Acts 18:1–17 (NKJV)

1 After these things Paul departed from Athens and went to Corinth. 2 And he found a certain Jew named Aquila, born in Pontus, who had recently come from Italy with his wife Priscilla (because Claudius had commanded all the Jews to depart from Rome); and he came to them. 3 So, because he was of the same trade, he stayed with them and worked; for by occupation they were tentmakers. 4 And he reasoned in the synagogue every Sabbath, and persuaded both Jews and Greeks.
5 When Silas and Timothy had come from Macedonia, Paul was compelled by the Spirit, and testified to the Jews that Jesus is the Christ. 6 But when they opposed him and blasphemed, he shook his garments and said to them, “Your blood be upon your own heads; I am clean. From now on I will go to the Gentiles.” 7 And he departed from there and entered the house of a certain man named Justus, one who worshiped God, whose house was next door to the synagogue. 8 Then Crispus, the ruler of the synagogue, believed on the Lord with all his household. And many of the Corinthians, hearing, believed and were baptized.
9 Now the Lord spoke to Paul in the night by a vision, “Do not be afraid, but speak, and do not keep silent; 10 for I am with you, and no one will attack you to hurt you; for I have many people in this city.” 11 And he continued there a year and six months, teaching the word of God among them.

Acts 18:1-11

Paul traveled on to Corinth. He connected with a couple named Aquila and Priscilla, tentmakers from Italy, who took him and gave him work in their business. Paul reasoned with Jews and Greeks in the synagogue every Sabbath, winning many. Silas and Timothy joined him in Corinth, coming from Macedonia. Being led by the Spirit to continue testifying of Christ, he did, and met some opposition. Paul shook off responsibility by declaring that their blood was on their own hands, and proceeded to reach out to the Gentiles in Corinth. He met with anyone who would hear at the home of Justus, just next door to the synagogue. Crispus, the ruler of the synagogue believed on Christ, and revival continued. Paul taught in the house for a year and a half!

12 When Gallio was proconsul of Achaia, the Jews with one accord rose up against Paul and brought him to the judgment seat, 13 saying, “This fellow persuades men to worship God contrary to the law.”
14 And when Paul was about to open his mouth, Gallio said to the Jews, “If it were a matter of wrongdoing or wicked crimes, O Jews, there would be reason why I should bear with you. 15 But if it is a question of words and names and your own law, look to it yourselves; for I do not want to be a judge of such matters.” 16 And he drove them from the judgment seat. 17 Then all the Greeks took Sosthenes, the ruler of the synagogue, and beat him before the judgment seat. But Gallio took no notice of these things.

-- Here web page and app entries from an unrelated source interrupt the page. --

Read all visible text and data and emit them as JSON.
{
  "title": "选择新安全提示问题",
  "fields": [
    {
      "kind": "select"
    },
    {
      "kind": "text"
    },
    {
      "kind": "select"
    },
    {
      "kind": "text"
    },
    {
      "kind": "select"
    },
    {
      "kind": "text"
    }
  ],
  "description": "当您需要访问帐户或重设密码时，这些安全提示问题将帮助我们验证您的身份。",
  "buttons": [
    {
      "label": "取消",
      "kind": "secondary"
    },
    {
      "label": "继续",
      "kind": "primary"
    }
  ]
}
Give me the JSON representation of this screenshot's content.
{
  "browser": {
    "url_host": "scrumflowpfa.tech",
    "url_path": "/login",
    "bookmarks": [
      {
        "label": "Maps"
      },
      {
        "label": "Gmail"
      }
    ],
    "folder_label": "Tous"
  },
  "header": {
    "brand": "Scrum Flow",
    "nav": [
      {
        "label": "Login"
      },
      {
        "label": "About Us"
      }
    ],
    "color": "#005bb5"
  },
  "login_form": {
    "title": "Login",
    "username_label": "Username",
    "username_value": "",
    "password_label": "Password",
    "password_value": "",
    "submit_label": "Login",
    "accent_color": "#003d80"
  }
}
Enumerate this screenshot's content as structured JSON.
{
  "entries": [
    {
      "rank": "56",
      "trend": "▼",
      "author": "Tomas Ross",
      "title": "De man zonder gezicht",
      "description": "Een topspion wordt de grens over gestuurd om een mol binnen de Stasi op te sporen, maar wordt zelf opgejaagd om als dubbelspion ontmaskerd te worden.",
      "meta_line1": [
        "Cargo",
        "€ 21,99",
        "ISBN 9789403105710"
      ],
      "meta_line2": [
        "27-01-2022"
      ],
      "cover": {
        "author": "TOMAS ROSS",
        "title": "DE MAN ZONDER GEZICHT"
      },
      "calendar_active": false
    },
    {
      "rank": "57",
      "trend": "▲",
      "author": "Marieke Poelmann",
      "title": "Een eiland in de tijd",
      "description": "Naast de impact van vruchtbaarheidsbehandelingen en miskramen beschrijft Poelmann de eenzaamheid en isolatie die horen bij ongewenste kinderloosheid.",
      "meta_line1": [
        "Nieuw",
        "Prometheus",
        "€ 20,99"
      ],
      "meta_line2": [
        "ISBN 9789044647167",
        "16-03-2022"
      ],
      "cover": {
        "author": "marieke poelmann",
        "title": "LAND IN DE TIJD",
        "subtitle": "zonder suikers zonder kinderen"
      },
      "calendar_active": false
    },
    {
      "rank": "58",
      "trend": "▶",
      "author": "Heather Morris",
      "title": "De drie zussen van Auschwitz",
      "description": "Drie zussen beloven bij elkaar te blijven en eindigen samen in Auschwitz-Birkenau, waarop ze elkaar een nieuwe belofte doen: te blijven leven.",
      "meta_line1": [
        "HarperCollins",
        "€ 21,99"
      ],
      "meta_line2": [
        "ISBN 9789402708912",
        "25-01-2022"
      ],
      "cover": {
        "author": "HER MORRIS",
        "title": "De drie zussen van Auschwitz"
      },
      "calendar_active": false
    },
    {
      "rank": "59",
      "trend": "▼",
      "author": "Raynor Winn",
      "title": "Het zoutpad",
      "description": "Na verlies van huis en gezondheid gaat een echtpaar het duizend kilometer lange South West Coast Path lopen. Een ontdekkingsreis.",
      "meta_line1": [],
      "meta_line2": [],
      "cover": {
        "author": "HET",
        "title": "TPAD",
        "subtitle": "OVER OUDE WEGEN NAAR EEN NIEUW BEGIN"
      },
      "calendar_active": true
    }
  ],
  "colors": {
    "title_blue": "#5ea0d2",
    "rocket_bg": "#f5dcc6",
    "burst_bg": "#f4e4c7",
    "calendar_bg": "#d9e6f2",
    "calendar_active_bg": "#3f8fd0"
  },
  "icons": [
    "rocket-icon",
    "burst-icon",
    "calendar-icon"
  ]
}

Acts 18:12-17

Gallio was the proconsul, or governing official, of Achaia. The Jews in Corinth chose to bring Paul before him at the judgement seat (bema seat). They accused him of subverting the law. Gallio would not adjudicate the situation, though, because it was not a Roman law dispute, but a Jewish law dispute. He drove them out, and the Greeks beat Sosthenes, the new ruler of the synagogue, right before the judgment seat. Gallio did not even care or intervene. While the Roman and Greek officials may have been oppressive, apathetic, and even corrupt in their dealings with conquered peoples, this is also an example of God’s providence. God gave Paul assurance that he would not be harmed, and God’s foreknowledge and influence over the city of Corinth and the region of Achaia was true and sufficient. It is wise to go to battle when the Lord goes before you and with you. So, just like Paul, do not fear if God speaks and instructs. Instead, prepare to do battle in whatever place you may be for the glory of the Lord.

Artwork from https://www.crosscards.com/cards/facebook-ecards/07072015-acts-18-9-10-social.html and Logos Bible Software Atlas

Leave a Reply

Fill in your details below or click an icon to log in:

WordPress.com Logo

You are commenting using your WordPress.com account. Log Out /  Change )

Google photo

You are commenting using your Google account. Log Out /  Change )

Twitter picture

You are commenting using your Twitter account. Log Out /  Change )

Facebook photo

You are commenting using your Facebook account. Log Out /  Change )

Connecting to %s

Blog at WordPress.com.

Up ↑

%d bloggers like this: